Here is a life tip from Doris: She said, My life is all about living and welcoming the sunshine of another day and whether it be one day or many, I want to know that I have lived them well, fighting for a cause. That attitude kept her going through the first week of June, when her respiratory problems became acute and she was hospitalized. 

She returned home in July to a room beautifully set up for her needs and filled with objects that meant a great deal to her. Her bed faced the window and a view of the Almaden hills. Gary had dressed the huge green oxygen tank by her bed in a long gingham dress and it wore a scarf and straw hat. The top of the dresser facing her was covered with pictures of family and friends. Grant and Deanne hung some of her many plaques and awards and bought her two framed Disney prints of the characters she loved. She was cared for by two wonderful nurses, primarily Rose and, also, Christine. Both of them and her nurses at Kaiser loved her and said she was the best of patients, never complaining, always cooperative and appreciative, even when undergoing the most difficult of procedures to keep her breathing. However, the most outstanding of the nurses was her husband and partner of 34 years, Gary, who did a superb job of making sure she had the very best physical care possible. He learned to perform all the physical procedures she needed so he could assist in her round the clock care; he made sure that she was constantly surrounded by the love of family members and, when she felt well, arranged for friends to visit. He provided her with the security of his love and his presence virtually 24 hours a day. Doris wrote: “I have learned that the love from your family and friends is a blessing that is more precious than you can ever realize” and “My family has been with me every step of the way”. Grant, Deanne, Drew and little Kyle were a constant joy to her. Her mother, Marion, flew back and forth regularly from Los Angeles. One has only to talk to Marion for a few minutes to know where Doris got many of her outstanding qualities. 

Being Doris’ friend meant that you were always on the receiving end of many thoughtful gifts, notes and cards in acknowledgement of some occasion. There was always an interest in you as a person and a way of letting you know how much she valued your friendship. She was always positive. She had the ability to instinctively size up people and situations correctly, but I never heard her make a negative comment about anyone - sarcasm and the put-down were not in her vocabulary. However, she could be objectively critical when it came to professional performance and she was a master at evaluating teacher or administrator. 

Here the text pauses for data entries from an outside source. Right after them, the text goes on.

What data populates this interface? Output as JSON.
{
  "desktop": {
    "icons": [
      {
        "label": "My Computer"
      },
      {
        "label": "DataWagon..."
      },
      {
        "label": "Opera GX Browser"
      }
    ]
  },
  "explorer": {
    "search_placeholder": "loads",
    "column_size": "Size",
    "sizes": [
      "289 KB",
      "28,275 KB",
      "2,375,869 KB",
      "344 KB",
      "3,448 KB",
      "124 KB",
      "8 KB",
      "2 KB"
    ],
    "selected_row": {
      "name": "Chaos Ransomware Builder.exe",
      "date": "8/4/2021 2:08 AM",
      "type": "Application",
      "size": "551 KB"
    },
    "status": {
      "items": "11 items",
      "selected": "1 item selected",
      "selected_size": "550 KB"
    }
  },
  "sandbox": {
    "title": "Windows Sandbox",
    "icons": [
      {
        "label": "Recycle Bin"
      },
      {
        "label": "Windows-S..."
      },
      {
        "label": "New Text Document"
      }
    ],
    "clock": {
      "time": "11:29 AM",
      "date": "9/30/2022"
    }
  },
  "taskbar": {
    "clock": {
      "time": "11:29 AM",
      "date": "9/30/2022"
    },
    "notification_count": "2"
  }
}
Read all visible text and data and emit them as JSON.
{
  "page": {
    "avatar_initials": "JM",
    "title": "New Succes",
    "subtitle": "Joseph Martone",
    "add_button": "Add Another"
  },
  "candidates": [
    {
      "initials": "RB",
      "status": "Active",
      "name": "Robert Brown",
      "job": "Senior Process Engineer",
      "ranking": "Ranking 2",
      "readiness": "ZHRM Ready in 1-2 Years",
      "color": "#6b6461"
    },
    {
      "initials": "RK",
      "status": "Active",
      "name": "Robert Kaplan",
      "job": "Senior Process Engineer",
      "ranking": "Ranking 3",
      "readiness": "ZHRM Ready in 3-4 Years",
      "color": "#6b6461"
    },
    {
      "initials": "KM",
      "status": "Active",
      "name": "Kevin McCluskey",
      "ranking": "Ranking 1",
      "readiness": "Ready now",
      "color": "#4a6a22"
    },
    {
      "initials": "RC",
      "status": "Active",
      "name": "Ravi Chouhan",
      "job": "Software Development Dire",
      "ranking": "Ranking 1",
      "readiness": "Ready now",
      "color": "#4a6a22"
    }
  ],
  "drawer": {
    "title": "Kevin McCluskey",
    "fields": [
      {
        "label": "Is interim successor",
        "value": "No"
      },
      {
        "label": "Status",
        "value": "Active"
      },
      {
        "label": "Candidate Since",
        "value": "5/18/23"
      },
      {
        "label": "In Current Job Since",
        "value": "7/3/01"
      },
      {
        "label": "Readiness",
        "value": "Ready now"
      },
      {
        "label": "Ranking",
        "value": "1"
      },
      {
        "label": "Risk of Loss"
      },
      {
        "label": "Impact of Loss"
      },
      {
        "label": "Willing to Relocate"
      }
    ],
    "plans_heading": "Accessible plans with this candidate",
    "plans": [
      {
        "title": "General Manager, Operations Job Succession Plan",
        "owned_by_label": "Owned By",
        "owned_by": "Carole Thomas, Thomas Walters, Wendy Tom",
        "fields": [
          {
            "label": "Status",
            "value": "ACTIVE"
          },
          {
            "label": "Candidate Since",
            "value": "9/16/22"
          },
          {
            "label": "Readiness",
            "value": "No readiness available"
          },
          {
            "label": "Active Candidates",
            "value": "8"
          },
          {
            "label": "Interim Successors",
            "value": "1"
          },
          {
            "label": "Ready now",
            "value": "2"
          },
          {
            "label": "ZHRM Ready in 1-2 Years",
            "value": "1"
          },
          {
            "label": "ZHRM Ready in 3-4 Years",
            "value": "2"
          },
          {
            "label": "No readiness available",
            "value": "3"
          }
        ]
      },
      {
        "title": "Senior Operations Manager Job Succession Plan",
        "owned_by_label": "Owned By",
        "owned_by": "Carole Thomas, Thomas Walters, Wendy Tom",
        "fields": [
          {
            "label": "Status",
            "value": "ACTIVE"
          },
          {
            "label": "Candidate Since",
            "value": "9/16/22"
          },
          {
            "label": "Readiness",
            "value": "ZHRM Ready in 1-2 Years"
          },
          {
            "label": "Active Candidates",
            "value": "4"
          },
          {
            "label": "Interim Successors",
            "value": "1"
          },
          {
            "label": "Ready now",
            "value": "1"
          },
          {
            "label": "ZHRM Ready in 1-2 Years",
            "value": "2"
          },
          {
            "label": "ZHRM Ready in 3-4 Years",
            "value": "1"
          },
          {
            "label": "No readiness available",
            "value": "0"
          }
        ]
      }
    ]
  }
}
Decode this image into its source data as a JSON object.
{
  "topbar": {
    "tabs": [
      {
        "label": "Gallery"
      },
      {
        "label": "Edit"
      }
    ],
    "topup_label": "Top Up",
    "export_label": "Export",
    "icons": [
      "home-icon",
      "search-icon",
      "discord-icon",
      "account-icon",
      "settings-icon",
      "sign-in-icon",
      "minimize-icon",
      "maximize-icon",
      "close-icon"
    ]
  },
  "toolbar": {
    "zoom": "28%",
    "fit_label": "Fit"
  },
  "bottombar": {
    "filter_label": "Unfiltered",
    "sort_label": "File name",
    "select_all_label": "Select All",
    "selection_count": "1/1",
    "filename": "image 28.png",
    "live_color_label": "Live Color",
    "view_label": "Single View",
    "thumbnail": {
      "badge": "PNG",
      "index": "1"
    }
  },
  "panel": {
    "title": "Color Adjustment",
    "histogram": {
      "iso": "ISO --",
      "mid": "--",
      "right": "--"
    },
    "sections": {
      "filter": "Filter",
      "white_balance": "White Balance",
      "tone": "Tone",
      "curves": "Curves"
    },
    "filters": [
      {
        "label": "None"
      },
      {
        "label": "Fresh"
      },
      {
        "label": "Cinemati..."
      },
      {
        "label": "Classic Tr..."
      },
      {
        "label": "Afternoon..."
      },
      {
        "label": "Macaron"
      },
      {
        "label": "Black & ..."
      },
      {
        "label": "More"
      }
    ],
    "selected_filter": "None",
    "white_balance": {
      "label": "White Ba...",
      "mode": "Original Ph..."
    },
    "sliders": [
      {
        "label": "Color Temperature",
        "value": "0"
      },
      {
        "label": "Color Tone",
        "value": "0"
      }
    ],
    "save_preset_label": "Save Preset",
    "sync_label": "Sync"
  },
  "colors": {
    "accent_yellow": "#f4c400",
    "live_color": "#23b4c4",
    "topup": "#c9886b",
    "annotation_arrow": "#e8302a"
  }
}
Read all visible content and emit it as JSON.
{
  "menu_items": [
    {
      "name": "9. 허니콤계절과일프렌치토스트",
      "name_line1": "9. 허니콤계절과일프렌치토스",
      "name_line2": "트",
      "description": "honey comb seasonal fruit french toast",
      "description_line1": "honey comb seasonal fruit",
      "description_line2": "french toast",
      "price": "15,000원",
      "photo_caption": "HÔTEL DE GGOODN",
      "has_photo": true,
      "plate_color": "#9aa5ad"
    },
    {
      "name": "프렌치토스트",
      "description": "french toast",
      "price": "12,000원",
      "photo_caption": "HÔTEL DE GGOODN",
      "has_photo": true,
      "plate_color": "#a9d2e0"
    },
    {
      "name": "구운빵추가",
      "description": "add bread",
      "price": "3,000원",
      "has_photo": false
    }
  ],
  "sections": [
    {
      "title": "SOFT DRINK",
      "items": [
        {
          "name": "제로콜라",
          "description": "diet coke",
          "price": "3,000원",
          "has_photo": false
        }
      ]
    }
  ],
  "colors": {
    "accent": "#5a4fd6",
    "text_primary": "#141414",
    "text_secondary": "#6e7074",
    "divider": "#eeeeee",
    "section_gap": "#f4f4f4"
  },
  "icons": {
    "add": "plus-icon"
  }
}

Doris mentioned the connections, the “mosaic” of friends she saw in New York. She believed whole-heartedly in the value of networking. She always saw the connections and the possibilities for furthering her goals of expanding literacy and having all students become lifelong readers. Two weeks ago I told her a whole new network of friends had been created around her that had bonded; had made connections to offer love and support. That brought some tears and a smile and she wrote, “Circle of Life”, her theme. 

In closing, there are two images of Doris that will remain forever in my mind. One is her radiance and joy at the Doris Dillon Center dinner and the visit to Columbia Teachers College. The other occurred on what proved to be her last visit to Williams School early in June. I was working in the media center with other volunteers. It was a mess, boxes all over, personal items and books being packed in preparation for the school renovation. Due to the noise of construction equipment outside, I did not hear Doris come into the room and, of course, she couldn’t say anything. I looked up to see her walking into the room, stepping gingerly around objects on the floor. She was a stunning sight. She had on a bright yellow cotton dress with matching jacket, sunglasses on her eyes and a gorgeous Doris Dillon smile on her face. I stood momentarily transfixed. She was a sunbeam stealing into the room and into our hearts and minds, the perfect metaphor, Miss Sunshine. 

Elaine Gould